EXERCISE INSTRUCTIONS:
Each line that includes "heading" must be copied from the records.

Entries from a dataset of interfaces:

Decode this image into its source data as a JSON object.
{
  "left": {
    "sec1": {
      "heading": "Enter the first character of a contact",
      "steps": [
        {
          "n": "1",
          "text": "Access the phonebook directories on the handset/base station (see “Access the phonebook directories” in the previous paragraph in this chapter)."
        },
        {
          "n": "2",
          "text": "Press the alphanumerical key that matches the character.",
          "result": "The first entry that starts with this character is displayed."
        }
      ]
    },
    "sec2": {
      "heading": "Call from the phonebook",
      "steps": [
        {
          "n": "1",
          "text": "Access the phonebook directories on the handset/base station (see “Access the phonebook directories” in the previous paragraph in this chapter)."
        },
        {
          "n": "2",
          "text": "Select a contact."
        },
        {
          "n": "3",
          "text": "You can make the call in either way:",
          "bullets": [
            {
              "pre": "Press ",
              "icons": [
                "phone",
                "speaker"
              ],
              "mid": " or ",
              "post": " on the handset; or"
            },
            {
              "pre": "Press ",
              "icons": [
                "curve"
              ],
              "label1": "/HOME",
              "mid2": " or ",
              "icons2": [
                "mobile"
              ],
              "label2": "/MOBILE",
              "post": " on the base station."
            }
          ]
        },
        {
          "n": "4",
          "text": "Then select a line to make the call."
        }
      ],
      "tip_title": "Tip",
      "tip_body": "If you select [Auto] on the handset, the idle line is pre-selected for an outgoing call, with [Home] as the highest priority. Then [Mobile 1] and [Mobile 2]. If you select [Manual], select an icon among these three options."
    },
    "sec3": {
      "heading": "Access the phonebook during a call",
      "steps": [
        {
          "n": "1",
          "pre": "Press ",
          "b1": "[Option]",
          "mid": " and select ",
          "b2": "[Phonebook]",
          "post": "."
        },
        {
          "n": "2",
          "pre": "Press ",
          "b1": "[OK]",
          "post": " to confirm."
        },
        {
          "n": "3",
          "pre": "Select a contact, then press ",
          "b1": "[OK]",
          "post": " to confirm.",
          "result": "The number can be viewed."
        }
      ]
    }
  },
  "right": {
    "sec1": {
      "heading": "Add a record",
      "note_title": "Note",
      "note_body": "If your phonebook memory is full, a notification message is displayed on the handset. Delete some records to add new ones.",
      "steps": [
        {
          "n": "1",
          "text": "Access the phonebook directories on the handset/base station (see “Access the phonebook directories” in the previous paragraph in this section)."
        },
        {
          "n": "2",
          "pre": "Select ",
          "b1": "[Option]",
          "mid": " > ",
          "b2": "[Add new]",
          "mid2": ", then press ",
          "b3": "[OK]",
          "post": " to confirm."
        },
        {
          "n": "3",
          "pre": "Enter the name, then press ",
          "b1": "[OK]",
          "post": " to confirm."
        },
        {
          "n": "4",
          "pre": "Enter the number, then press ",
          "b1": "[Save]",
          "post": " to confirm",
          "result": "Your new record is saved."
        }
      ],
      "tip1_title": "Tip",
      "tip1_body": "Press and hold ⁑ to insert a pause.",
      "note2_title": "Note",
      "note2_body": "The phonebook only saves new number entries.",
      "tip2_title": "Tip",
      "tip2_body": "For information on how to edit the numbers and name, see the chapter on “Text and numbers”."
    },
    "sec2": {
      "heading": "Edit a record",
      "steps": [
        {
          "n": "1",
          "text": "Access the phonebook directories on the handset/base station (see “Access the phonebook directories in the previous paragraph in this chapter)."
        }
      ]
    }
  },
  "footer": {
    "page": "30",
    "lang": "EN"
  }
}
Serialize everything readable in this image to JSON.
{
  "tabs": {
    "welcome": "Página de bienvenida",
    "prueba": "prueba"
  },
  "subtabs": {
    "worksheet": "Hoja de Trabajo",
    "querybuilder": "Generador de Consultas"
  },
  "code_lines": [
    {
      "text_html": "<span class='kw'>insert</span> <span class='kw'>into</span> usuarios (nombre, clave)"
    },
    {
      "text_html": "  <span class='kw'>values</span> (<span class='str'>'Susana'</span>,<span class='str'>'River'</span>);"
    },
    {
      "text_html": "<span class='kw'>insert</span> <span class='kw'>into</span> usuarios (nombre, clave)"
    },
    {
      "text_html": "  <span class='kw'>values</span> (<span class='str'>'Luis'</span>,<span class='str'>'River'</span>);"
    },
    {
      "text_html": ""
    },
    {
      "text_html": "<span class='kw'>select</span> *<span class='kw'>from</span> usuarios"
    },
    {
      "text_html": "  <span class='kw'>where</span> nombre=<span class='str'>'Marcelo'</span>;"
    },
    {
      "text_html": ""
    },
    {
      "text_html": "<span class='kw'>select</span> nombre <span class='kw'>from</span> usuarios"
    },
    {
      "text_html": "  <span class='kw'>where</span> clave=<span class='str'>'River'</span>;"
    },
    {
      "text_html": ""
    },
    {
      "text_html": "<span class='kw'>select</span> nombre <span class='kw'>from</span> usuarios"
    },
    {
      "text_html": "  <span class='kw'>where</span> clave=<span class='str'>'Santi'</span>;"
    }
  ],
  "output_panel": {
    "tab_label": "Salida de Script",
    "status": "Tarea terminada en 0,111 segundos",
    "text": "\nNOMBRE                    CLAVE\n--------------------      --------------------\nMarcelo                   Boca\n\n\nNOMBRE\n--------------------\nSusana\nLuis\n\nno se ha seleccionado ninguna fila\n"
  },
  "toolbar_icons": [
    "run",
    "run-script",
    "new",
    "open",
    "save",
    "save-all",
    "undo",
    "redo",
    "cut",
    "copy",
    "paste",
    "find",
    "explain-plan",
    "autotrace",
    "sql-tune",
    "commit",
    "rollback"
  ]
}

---

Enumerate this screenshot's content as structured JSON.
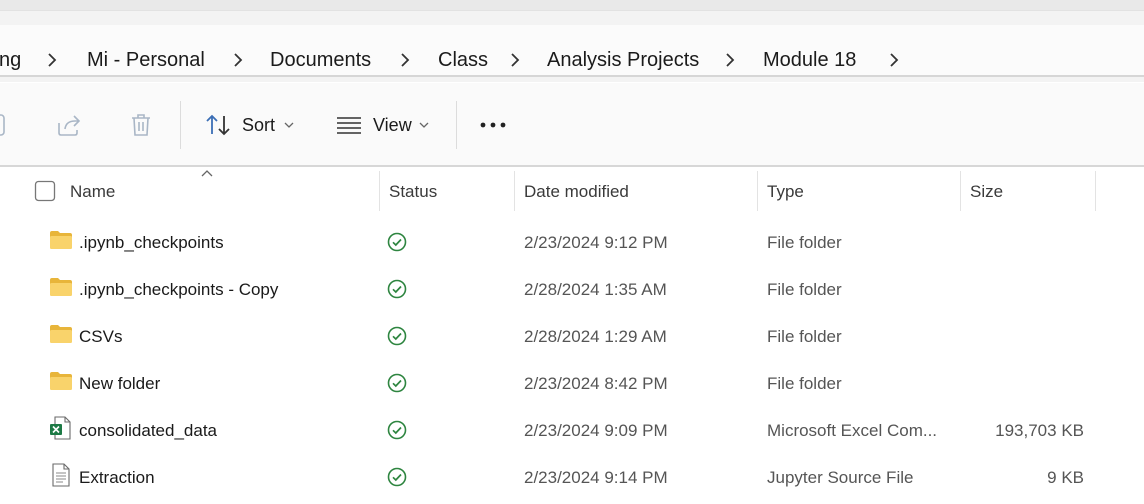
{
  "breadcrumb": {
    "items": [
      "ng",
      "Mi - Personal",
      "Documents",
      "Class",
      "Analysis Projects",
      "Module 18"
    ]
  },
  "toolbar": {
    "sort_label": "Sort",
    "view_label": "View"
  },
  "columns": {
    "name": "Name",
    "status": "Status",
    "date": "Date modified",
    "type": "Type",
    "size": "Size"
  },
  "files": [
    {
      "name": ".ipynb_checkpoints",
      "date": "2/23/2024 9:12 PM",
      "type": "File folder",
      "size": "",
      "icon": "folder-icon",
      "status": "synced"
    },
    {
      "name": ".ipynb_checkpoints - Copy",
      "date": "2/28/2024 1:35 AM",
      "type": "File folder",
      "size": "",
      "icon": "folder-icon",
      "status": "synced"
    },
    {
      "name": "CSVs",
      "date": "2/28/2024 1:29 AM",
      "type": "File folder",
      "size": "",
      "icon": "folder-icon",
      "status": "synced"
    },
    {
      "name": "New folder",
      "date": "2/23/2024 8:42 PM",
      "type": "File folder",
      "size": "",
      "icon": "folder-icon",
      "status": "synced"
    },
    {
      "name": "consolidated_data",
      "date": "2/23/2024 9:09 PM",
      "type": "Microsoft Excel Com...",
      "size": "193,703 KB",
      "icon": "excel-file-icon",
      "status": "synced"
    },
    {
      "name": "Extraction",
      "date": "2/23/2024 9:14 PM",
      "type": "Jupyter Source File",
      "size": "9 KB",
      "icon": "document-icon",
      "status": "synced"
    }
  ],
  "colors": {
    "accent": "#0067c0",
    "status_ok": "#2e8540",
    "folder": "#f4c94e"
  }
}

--

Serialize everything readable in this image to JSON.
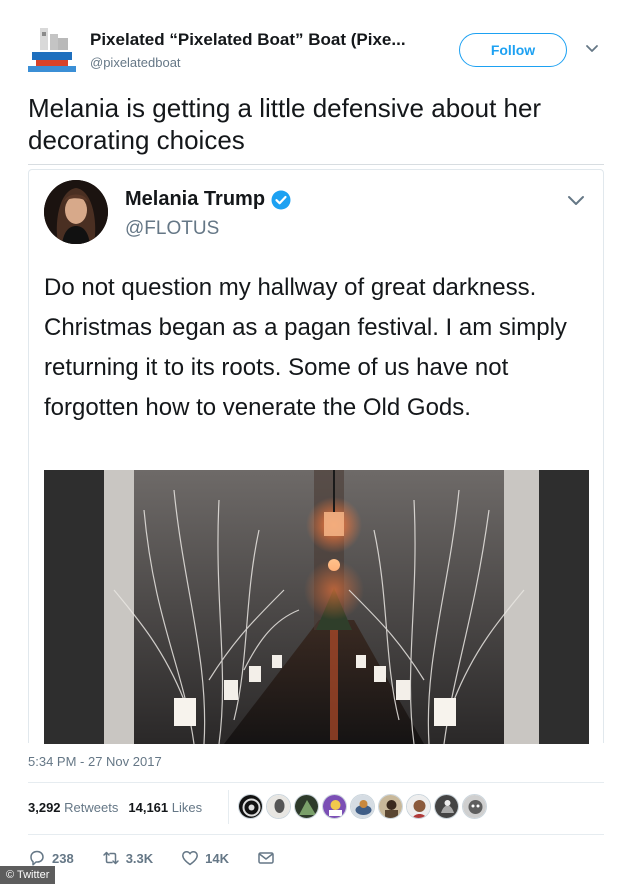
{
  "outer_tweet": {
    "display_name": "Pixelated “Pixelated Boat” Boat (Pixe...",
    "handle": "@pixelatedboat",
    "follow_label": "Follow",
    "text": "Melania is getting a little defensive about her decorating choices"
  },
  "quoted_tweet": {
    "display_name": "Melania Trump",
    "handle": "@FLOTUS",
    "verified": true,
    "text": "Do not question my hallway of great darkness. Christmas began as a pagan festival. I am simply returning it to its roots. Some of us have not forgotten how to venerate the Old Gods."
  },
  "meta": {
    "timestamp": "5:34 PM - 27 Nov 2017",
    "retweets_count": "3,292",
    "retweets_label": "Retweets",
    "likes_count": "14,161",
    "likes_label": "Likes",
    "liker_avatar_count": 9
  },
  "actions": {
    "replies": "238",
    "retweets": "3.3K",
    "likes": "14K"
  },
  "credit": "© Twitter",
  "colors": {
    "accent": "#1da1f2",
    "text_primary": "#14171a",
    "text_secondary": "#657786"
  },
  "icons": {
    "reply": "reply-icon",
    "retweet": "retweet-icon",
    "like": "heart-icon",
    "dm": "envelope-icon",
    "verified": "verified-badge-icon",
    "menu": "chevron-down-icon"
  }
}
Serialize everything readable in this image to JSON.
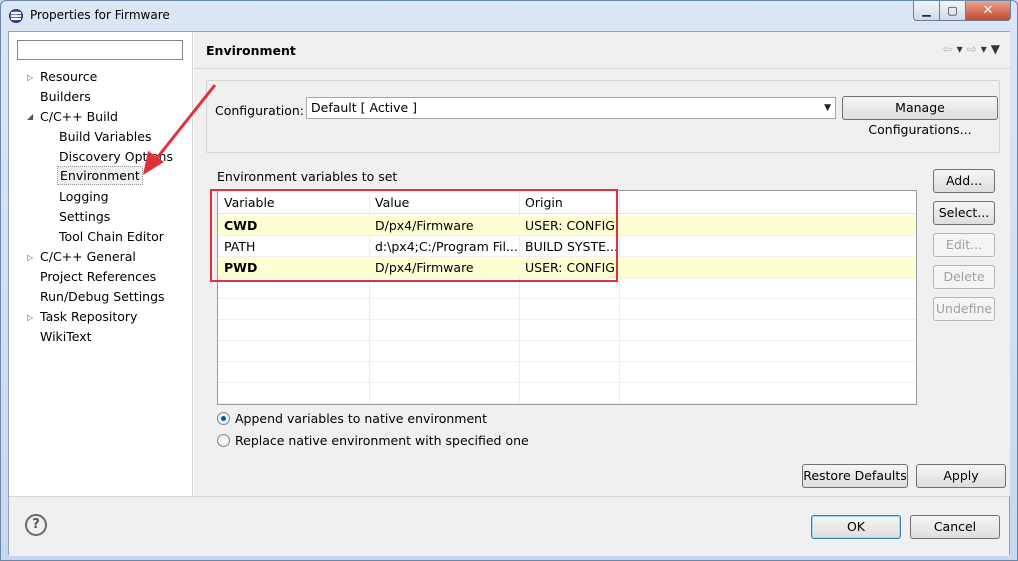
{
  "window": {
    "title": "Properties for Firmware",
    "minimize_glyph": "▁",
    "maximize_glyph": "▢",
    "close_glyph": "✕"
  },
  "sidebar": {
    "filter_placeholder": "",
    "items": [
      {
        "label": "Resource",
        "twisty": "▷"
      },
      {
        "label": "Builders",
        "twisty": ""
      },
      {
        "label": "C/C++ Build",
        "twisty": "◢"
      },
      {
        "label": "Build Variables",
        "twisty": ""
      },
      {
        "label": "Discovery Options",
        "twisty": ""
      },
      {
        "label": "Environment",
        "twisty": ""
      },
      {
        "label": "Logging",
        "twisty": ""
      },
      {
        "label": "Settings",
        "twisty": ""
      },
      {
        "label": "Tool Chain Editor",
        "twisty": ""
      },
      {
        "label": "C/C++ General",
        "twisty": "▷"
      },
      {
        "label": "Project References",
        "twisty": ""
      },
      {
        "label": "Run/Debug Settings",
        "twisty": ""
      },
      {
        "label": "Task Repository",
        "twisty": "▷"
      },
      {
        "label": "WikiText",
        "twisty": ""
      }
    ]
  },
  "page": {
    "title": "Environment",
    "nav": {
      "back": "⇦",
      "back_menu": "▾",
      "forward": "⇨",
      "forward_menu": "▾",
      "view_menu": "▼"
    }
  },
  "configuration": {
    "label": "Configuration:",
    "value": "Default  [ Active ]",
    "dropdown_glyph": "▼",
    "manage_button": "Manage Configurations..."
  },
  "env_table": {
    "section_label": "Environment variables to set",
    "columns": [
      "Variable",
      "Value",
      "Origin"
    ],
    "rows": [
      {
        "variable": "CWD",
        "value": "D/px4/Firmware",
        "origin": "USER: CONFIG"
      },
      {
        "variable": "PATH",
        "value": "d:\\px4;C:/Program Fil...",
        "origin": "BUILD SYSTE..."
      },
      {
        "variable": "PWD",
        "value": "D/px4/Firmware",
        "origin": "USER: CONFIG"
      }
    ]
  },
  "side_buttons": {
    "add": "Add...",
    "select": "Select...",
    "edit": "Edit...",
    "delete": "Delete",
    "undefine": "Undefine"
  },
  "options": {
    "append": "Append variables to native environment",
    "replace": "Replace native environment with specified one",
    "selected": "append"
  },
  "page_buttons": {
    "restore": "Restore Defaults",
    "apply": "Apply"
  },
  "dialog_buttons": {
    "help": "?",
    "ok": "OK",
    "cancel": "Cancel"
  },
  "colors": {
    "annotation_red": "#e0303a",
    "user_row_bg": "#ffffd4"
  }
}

ANSWER FOR THIS EXERCISE:
      "heading": "Enter the first character of a contact",
      "heading": "Call from the phonebook",
      "heading": "Access the phonebook during a call",
      "heading": "Add a record",
      "heading": "Edit a record",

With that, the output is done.